→ **The problem**:
What lines of the material hold the string "content"? Pull each of them out.

→ **Dataset**:
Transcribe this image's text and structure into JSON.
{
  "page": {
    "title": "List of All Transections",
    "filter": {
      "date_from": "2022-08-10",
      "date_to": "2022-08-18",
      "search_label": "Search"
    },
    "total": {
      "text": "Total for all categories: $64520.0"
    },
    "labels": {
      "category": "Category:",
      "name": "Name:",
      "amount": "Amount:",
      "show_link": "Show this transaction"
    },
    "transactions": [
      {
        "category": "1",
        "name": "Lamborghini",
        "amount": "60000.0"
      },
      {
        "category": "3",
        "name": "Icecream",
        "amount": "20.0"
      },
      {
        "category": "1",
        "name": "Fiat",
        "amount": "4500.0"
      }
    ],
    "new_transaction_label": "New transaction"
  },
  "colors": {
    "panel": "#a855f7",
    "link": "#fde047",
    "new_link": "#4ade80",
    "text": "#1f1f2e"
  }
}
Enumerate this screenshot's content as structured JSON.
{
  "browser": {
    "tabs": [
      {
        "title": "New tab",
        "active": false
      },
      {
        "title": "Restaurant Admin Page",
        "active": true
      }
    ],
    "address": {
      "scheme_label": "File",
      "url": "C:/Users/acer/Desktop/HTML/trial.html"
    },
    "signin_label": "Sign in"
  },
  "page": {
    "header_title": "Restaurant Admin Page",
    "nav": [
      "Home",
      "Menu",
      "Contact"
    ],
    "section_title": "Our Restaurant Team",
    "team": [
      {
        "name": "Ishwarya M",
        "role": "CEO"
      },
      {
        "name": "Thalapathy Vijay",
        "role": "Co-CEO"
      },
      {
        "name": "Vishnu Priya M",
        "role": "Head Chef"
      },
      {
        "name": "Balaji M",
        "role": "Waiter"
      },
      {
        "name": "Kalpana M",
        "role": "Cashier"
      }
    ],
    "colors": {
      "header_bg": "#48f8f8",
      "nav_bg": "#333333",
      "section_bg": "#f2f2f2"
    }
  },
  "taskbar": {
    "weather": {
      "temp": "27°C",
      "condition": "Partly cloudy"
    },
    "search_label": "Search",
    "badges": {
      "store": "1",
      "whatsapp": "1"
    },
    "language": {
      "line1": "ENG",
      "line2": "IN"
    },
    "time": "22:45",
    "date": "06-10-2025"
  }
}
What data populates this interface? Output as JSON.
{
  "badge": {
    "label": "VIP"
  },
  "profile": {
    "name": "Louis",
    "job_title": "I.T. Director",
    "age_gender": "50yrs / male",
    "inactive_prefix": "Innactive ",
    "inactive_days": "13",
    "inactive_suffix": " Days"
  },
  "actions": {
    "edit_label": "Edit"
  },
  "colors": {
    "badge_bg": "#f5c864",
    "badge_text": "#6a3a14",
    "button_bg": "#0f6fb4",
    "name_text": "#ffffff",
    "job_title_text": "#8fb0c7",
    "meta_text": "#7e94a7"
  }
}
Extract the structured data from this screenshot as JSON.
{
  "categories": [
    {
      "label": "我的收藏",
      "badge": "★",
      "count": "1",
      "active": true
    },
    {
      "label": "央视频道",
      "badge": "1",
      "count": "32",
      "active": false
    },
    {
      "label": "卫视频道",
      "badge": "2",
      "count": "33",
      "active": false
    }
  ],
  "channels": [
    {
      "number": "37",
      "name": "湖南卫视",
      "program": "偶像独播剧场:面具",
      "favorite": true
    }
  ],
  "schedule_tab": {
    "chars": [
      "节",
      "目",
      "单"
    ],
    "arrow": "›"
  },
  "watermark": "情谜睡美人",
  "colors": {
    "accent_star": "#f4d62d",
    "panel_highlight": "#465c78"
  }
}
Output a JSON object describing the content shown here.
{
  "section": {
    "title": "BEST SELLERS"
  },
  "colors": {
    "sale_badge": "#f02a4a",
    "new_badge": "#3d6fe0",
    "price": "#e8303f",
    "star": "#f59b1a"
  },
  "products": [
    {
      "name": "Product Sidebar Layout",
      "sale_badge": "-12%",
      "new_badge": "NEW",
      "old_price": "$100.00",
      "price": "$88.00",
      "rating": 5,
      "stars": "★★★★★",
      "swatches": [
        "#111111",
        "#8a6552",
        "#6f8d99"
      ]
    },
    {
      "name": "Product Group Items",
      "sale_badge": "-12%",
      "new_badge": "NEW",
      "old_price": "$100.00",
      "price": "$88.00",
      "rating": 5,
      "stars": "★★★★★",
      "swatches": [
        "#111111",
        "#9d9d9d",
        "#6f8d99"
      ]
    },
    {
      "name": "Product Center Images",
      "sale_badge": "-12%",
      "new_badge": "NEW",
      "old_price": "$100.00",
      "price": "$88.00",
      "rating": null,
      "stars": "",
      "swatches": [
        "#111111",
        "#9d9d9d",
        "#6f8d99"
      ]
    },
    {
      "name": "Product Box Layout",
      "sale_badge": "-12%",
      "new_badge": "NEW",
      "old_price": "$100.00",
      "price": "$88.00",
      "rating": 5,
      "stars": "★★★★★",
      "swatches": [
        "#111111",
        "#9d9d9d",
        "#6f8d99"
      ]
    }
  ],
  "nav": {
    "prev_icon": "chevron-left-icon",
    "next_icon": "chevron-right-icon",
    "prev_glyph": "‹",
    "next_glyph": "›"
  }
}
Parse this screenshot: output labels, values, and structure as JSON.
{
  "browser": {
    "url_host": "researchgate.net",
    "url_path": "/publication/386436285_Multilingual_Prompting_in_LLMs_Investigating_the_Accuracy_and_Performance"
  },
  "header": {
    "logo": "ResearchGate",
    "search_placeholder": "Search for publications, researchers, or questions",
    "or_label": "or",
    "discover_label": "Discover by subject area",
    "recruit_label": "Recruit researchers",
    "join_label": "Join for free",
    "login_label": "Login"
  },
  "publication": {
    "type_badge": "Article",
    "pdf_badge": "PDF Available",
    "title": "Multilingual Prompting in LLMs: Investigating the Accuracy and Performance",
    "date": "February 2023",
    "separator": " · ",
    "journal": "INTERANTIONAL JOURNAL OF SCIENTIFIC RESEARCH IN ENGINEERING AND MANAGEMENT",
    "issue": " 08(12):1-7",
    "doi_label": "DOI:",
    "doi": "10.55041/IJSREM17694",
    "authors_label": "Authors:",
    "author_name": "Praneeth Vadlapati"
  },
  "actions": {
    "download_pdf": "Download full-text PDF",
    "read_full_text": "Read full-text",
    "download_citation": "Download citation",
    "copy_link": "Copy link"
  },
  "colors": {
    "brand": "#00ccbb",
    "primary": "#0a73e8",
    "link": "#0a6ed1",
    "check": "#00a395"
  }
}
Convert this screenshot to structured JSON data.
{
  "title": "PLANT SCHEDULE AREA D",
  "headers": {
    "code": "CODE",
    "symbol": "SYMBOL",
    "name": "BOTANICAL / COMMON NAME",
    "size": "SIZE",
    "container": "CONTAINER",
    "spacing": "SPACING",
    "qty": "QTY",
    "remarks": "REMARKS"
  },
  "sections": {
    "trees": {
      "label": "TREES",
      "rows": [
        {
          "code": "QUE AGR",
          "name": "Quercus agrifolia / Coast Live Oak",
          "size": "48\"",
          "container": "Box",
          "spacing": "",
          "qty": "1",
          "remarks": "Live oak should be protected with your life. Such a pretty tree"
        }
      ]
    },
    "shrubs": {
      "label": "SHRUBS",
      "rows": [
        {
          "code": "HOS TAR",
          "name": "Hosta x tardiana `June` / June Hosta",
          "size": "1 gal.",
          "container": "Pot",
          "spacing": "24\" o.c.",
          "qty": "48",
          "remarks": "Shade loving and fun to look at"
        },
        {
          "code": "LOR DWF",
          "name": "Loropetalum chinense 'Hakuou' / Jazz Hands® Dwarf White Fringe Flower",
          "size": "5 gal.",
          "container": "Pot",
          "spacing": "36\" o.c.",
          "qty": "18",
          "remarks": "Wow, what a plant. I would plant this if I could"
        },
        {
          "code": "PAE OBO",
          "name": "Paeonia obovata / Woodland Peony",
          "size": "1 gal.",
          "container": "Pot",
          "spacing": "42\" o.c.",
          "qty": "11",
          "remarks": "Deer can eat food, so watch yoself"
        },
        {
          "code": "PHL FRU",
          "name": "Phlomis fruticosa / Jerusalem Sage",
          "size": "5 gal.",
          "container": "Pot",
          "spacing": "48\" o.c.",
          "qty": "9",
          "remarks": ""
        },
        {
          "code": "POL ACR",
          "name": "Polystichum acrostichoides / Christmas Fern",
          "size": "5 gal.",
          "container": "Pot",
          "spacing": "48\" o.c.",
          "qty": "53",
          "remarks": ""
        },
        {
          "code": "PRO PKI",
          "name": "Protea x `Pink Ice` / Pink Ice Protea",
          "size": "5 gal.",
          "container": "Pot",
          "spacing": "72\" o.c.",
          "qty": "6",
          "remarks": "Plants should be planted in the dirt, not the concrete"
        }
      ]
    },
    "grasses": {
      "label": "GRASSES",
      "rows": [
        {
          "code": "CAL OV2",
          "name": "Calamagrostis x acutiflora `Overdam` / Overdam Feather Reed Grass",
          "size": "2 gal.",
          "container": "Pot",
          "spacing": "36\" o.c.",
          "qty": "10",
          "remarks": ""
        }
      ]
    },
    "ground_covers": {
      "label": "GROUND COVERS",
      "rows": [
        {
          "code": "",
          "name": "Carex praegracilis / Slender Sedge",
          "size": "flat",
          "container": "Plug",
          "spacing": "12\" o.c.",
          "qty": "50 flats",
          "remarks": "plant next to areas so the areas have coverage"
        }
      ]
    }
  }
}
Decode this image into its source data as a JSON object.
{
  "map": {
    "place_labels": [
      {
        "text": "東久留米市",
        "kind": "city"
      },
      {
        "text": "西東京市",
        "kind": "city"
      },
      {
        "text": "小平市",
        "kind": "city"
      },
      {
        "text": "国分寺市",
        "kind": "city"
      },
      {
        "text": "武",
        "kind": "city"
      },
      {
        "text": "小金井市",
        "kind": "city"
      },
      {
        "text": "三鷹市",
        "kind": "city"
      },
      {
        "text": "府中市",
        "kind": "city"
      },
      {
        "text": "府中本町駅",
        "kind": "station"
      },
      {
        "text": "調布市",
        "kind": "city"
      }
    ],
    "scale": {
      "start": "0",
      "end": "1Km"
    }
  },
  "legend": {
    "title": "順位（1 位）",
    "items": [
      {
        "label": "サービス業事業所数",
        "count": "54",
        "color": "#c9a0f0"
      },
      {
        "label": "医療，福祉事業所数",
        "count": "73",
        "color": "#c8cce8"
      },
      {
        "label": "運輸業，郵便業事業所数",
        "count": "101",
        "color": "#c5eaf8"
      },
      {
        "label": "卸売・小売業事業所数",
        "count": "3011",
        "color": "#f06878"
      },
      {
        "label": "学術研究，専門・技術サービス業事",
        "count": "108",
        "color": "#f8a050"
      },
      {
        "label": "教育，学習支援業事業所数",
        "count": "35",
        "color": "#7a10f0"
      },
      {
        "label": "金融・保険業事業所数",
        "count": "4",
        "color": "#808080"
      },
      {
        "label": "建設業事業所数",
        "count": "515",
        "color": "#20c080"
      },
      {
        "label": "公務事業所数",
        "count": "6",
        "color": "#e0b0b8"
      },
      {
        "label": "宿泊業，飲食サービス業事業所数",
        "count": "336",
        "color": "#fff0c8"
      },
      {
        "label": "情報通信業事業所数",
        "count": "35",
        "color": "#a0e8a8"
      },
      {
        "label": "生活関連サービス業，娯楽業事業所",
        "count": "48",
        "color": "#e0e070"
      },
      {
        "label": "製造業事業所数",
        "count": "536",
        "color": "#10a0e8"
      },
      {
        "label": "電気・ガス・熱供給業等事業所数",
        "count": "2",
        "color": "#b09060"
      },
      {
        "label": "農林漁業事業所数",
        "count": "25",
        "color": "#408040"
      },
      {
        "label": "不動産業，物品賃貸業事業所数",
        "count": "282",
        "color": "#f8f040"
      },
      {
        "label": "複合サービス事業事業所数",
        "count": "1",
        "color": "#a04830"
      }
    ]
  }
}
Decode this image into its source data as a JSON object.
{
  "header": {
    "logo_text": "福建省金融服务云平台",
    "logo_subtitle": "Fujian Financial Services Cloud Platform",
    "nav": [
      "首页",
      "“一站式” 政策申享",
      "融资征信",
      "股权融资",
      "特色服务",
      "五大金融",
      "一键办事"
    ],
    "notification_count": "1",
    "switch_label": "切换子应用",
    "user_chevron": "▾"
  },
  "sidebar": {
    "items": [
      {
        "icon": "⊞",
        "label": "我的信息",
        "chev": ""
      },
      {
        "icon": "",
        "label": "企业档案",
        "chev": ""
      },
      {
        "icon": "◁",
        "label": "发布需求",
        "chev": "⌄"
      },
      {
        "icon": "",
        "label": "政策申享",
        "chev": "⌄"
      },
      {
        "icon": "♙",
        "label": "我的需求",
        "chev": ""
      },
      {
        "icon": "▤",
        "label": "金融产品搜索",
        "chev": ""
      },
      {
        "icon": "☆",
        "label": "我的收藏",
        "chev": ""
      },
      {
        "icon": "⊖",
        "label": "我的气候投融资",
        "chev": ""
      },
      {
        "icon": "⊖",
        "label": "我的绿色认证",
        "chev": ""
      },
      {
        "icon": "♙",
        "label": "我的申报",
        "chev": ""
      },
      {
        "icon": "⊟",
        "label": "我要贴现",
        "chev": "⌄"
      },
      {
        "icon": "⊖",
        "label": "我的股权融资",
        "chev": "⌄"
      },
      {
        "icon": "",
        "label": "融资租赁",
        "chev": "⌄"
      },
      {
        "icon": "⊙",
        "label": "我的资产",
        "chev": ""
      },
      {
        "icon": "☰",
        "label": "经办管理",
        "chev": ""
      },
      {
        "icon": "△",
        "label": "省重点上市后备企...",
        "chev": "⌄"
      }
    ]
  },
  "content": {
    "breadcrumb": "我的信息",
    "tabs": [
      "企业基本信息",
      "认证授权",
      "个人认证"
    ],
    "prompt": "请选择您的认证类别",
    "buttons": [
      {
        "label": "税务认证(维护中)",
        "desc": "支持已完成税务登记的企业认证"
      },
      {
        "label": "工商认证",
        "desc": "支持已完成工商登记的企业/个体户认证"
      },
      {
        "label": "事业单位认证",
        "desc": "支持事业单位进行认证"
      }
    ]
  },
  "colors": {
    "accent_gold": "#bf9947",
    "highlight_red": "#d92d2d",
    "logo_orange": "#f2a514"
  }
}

→ **Exercise result**:
Enumerate this screenshot's content as structured JSON.
Output a JSON object describing the content shown here.
  "content": {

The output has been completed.